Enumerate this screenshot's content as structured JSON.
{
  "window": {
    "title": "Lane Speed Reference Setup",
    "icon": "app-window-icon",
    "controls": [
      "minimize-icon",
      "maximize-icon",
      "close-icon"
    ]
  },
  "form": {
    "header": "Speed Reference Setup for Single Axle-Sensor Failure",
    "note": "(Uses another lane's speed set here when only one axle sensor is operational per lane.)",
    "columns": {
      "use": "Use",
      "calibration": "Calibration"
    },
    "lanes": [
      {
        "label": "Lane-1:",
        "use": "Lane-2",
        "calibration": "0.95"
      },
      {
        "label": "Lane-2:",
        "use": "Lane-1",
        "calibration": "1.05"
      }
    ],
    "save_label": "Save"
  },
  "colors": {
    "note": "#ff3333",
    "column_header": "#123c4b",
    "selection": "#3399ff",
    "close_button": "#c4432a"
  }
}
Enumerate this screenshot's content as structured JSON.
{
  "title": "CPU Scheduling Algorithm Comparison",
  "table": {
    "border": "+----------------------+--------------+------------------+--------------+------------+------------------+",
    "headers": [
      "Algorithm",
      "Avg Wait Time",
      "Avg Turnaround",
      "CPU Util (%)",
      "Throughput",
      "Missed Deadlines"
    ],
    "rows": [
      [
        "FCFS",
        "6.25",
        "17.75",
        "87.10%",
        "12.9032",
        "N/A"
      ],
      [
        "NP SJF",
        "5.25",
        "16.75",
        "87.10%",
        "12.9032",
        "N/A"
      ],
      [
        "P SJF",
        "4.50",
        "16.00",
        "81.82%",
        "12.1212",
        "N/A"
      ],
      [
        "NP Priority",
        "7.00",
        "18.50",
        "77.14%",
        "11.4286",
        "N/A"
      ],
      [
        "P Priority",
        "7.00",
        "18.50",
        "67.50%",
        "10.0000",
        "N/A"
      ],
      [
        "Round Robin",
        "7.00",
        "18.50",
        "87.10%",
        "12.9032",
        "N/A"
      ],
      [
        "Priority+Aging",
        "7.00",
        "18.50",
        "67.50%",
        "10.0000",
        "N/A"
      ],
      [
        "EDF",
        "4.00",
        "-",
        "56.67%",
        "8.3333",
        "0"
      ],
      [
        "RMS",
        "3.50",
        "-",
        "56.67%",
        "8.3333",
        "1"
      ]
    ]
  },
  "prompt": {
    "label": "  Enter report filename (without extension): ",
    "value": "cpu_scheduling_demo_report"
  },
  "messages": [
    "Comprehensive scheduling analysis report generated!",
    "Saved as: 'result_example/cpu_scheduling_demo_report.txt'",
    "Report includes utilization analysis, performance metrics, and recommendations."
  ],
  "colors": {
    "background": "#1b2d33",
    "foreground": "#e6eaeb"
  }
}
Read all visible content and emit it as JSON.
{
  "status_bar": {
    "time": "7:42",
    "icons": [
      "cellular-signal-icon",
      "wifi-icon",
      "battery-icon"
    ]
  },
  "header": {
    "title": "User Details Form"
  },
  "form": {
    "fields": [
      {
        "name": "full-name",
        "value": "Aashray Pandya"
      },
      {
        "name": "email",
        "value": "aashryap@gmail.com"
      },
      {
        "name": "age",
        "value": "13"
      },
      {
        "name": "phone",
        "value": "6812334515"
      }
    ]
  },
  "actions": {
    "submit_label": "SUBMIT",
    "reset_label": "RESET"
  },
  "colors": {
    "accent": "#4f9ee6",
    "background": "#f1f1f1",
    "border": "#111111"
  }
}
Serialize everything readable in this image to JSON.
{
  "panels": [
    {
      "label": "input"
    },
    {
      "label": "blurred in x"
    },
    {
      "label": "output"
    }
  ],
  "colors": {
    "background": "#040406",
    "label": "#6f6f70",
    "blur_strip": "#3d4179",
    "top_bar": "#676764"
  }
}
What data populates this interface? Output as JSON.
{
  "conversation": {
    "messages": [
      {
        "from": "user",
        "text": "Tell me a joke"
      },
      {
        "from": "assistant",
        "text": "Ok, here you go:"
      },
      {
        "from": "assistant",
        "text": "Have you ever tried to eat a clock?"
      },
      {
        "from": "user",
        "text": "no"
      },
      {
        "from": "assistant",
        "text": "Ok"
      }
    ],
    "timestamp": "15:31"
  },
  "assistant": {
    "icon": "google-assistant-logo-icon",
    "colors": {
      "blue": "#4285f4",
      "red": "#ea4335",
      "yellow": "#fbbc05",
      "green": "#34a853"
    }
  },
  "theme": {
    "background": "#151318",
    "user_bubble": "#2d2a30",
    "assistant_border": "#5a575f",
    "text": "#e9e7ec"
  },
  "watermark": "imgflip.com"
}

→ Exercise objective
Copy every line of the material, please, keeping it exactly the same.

→ Result below
Enumerate this screenshot's content as structured JSON.
{
  "window": {
    "title": "Lane Speed Reference Setup",
    "icon": "app-window-icon",
    "controls": [
      "minimize-icon",
      "maximize-icon",
      "close-icon"
    ]
  },
  "form": {
    "header": "Speed Reference Setup for Single Axle-Sensor Failure",
    "note": "(Uses another lane's speed set here when only one axle sensor is operational per lane.)",
    "columns": {
      "use": "Use",
      "calibration": "Calibration"
    },
    "lanes": [
      {
        "label": "Lane-1:",
        "use": "Lane-2",
        "calibration": "0.95"
      },
      {
        "label": "Lane-2:",
        "use": "Lane-1",
        "calibration": "1.05"
      }
    ],
    "save_label": "Save"
  },
  "colors": {
    "note": "#ff3333",
    "column_header": "#123c4b",
    "selection": "#3399ff",
    "close_button": "#c4432a"
  }
}
Enumerate this screenshot's content as structured JSON.
{
  "title": "CPU Scheduling Algorithm Comparison",
  "table": {
    "border": "+----------------------+--------------+------------------+--------------+------------+------------------+",
    "headers": [
      "Algorithm",
      "Avg Wait Time",
      "Avg Turnaround",
      "CPU Util (%)",
      "Throughput",
      "Missed Deadlines"
    ],
    "rows": [
      [
        "FCFS",
        "6.25",
        "17.75",
        "87.10%",
        "12.9032",
        "N/A"
      ],
      [
        "NP SJF",
        "5.25",
        "16.75",
        "87.10%",
        "12.9032",
        "N/A"
      ],
      [
        "P SJF",
        "4.50",
        "16.00",
        "81.82%",
        "12.1212",
        "N/A"
      ],
      [
        "NP Priority",
        "7.00",
        "18.50",
        "77.14%",
        "11.4286",
        "N/A"
      ],
      [
        "P Priority",
        "7.00",
        "18.50",
        "67.50%",
        "10.0000",
        "N/A"
      ],
      [
        "Round Robin",
        "7.00",
        "18.50",
        "87.10%",
        "12.9032",
        "N/A"
      ],
      [
        "Priority+Aging",
        "7.00",
        "18.50",
        "67.50%",
        "10.0000",
        "N/A"
      ],
      [
        "EDF",
        "4.00",
        "-",
        "56.67%",
        "8.3333",
        "0"
      ],
      [
        "RMS",
        "3.50",
        "-",
        "56.67%",
        "8.3333",
        "1"
      ]
    ]
  },
  "prompt": {
    "label": "  Enter report filename (without extension): ",
    "value": "cpu_scheduling_demo_report"
  },
  "messages": [
    "Comprehensive scheduling analysis report generated!",
    "Saved as: 'result_example/cpu_scheduling_demo_report.txt'",
    "Report includes utilization analysis, performance metrics, and recommendations."
  ],
  "colors": {
    "background": "#1b2d33",
    "foreground": "#e6eaeb"
  }
}
Read all visible content and emit it as JSON.
{
  "status_bar": {
    "time": "7:42",
    "icons": [
      "cellular-signal-icon",
      "wifi-icon",
      "battery-icon"
    ]
  },
  "header": {
    "title": "User Details Form"
  },
  "form": {
    "fields": [
      {
        "name": "full-name",
        "value": "Aashray Pandya"
      },
      {
        "name": "email",
        "value": "aashryap@gmail.com"
      },
      {
        "name": "age",
        "value": "13"
      },
      {
        "name": "phone",
        "value": "6812334515"
      }
    ]
  },
  "actions": {
    "submit_label": "SUBMIT",
    "reset_label": "RESET"
  },
  "colors": {
    "accent": "#4f9ee6",
    "background": "#f1f1f1",
    "border": "#111111"
  }
}
Serialize everything readable in this image to JSON.
{
  "panels": [
    {
      "label": "input"
    },
    {
      "label": "blurred in x"
    },
    {
      "label": "output"
    }
  ],
  "colors": {
    "background": "#040406",
    "label": "#6f6f70",
    "blur_strip": "#3d4179",
    "top_bar": "#676764"
  }
}
What data populates this interface? Output as JSON.
{
  "conversation": {
    "messages": [
      {
        "from": "user",
        "text": "Tell me a joke"
      },
      {
        "from": "assistant",
        "text": "Ok, here you go:"
      },
      {
        "from": "assistant",
        "text": "Have you ever tried to eat a clock?"
      },
      {
        "from": "user",
        "text": "no"
      },
      {
        "from": "assistant",
        "text": "Ok"
      }
    ],
    "timestamp": "15:31"
  },
  "assistant": {
    "icon": "google-assistant-logo-icon",
    "colors": {
      "blue": "#4285f4",
      "red": "#ea4335",
      "yellow": "#fbbc05",
      "green": "#34a853"
    }
  },
  "theme": {
    "background": "#151318",
    "user_bubble": "#2d2a30",
    "assistant_border": "#5a575f",
    "text": "#e9e7ec"
  },
  "watermark": "imgflip.com"
}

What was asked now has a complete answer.